[GIVEN RECORDS]
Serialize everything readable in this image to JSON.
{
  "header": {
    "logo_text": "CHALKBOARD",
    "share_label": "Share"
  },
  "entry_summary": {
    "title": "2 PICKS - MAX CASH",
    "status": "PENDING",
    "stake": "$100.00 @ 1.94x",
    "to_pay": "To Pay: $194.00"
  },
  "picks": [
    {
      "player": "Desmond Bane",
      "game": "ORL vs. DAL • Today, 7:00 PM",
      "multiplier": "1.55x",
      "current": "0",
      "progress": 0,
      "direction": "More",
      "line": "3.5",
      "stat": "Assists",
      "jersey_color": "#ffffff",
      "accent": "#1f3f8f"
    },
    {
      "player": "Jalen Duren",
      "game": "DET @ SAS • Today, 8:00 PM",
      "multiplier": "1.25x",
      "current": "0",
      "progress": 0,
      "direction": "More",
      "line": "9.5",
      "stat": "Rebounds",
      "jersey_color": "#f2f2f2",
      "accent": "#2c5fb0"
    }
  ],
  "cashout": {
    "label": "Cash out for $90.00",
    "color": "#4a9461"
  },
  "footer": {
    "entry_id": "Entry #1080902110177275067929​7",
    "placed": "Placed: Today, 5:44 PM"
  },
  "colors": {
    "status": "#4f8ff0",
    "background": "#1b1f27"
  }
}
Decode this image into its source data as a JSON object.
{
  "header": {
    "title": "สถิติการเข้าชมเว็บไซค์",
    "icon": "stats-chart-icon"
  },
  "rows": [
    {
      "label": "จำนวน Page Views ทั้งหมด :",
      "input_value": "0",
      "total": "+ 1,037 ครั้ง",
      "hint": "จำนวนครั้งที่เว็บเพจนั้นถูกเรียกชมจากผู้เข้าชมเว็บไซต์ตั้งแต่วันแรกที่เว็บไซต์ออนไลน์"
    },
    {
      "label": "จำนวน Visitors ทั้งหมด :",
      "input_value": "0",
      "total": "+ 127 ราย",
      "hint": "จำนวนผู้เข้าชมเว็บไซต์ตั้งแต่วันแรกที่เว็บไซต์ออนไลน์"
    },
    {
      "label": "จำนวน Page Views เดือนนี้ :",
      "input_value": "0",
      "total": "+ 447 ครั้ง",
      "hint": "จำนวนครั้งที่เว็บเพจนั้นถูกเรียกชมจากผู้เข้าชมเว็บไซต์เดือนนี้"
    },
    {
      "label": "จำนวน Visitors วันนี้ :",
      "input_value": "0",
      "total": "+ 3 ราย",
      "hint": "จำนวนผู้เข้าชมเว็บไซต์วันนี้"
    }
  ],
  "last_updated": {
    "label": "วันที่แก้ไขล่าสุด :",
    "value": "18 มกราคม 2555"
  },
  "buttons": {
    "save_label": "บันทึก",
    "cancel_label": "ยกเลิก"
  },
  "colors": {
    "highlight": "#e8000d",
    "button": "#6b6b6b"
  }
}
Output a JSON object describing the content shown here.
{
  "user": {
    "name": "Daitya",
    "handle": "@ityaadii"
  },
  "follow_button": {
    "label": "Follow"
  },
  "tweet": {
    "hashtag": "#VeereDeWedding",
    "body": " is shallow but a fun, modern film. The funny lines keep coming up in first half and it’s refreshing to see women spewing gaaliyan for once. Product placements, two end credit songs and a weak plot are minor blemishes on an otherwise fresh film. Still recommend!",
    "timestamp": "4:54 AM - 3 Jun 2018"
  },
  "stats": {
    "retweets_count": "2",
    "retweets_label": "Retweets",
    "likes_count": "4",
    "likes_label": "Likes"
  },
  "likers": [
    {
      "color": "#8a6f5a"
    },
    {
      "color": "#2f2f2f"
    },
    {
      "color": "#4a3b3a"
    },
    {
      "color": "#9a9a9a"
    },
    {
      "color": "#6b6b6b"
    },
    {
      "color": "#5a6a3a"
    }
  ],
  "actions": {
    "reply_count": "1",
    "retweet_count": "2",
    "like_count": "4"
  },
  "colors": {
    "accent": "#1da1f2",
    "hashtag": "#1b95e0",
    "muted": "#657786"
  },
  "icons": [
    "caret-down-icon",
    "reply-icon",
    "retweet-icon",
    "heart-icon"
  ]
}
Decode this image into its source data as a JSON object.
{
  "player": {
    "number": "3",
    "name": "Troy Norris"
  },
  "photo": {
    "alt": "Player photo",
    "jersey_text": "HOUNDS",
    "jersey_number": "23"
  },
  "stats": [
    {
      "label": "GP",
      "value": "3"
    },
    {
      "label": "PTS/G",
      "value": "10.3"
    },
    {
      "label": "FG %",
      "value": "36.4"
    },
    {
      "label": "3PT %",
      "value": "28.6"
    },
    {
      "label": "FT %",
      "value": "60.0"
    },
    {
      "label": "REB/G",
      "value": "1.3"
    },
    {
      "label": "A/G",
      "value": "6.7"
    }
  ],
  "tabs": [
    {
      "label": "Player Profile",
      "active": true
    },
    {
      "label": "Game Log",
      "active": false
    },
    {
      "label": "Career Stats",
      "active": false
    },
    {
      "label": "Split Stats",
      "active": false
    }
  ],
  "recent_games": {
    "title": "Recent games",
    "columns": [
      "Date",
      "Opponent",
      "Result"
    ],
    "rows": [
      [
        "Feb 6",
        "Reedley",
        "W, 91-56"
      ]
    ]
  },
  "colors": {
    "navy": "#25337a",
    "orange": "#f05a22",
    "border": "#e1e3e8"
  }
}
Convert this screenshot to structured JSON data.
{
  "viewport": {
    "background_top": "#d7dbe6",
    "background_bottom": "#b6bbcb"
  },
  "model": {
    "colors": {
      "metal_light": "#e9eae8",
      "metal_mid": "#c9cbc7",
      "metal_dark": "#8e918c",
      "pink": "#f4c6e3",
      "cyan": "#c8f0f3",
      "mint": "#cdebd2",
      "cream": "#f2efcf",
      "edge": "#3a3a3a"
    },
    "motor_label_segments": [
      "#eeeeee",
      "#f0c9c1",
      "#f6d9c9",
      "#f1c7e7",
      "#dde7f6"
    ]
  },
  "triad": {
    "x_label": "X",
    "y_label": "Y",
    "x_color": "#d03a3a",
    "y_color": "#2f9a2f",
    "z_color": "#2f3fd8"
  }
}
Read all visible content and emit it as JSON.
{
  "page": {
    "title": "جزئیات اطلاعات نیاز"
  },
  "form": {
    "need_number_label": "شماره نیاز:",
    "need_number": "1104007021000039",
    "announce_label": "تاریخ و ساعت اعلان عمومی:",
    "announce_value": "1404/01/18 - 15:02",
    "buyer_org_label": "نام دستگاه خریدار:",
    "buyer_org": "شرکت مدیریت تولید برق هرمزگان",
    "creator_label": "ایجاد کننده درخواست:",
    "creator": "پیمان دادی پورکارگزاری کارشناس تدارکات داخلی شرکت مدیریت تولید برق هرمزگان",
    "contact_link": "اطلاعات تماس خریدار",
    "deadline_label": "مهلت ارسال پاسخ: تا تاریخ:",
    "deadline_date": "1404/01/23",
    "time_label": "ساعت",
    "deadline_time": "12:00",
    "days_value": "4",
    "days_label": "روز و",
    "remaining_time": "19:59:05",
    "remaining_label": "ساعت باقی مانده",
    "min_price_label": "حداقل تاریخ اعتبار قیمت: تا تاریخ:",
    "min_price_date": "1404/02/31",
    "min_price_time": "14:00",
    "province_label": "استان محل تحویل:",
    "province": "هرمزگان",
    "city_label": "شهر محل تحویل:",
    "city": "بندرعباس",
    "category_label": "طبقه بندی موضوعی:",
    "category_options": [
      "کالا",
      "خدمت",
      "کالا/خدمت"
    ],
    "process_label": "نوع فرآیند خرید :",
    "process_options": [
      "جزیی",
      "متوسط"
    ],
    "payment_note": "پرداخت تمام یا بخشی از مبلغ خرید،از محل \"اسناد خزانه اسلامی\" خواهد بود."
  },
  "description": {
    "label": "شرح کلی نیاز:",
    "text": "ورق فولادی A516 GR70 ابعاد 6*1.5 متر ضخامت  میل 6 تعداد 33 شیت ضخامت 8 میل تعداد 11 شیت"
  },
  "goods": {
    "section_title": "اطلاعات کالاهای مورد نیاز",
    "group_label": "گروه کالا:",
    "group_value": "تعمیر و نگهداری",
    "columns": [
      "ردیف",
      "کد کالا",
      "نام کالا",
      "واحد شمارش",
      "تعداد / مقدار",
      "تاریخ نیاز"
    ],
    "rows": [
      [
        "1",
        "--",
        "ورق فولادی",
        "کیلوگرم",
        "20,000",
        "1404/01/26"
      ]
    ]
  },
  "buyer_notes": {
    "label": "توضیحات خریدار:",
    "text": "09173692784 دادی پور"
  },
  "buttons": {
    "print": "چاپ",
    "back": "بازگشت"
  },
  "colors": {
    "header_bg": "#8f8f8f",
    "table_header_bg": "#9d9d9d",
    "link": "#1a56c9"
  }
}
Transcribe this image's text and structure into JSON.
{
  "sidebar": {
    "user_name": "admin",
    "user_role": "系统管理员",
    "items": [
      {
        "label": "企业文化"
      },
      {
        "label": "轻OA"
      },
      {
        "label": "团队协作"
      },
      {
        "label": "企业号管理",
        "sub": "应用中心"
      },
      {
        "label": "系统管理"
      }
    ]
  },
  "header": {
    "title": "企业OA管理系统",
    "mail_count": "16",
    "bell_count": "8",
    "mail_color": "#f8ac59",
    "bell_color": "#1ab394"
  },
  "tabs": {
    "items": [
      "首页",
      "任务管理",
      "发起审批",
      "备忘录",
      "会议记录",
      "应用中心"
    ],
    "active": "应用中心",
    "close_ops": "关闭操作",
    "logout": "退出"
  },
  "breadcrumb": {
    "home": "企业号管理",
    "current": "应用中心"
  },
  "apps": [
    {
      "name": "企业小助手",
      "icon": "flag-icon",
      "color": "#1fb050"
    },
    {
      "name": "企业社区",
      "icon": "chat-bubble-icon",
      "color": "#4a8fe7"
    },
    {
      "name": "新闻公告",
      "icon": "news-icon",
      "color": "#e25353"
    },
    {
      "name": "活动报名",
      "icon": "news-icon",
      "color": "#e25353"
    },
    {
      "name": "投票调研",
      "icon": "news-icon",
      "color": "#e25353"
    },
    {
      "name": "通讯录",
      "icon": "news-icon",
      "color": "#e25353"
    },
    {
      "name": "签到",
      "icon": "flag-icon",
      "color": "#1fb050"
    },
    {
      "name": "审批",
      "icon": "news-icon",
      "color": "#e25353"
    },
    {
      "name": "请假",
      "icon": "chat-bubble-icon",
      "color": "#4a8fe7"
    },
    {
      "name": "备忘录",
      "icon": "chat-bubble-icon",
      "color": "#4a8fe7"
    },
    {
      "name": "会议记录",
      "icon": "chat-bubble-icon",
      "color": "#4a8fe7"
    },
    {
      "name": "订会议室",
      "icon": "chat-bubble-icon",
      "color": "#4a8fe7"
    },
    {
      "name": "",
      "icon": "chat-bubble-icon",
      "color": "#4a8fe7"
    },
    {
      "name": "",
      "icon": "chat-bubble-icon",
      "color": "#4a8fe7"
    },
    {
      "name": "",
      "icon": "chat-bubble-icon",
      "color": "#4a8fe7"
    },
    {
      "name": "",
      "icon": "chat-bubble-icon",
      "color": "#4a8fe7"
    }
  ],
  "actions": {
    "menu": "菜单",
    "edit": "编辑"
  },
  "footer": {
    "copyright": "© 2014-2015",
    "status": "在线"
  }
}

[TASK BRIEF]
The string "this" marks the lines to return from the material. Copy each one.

[EXPECTED ANSWER]
Serialize everything readable in this image to JSON.
Decode this image into its source data as a JSON object.
Decode this image into its source data as a JSON object.
Convert this screenshot to structured JSON data.
Transcribe this image's text and structure into JSON.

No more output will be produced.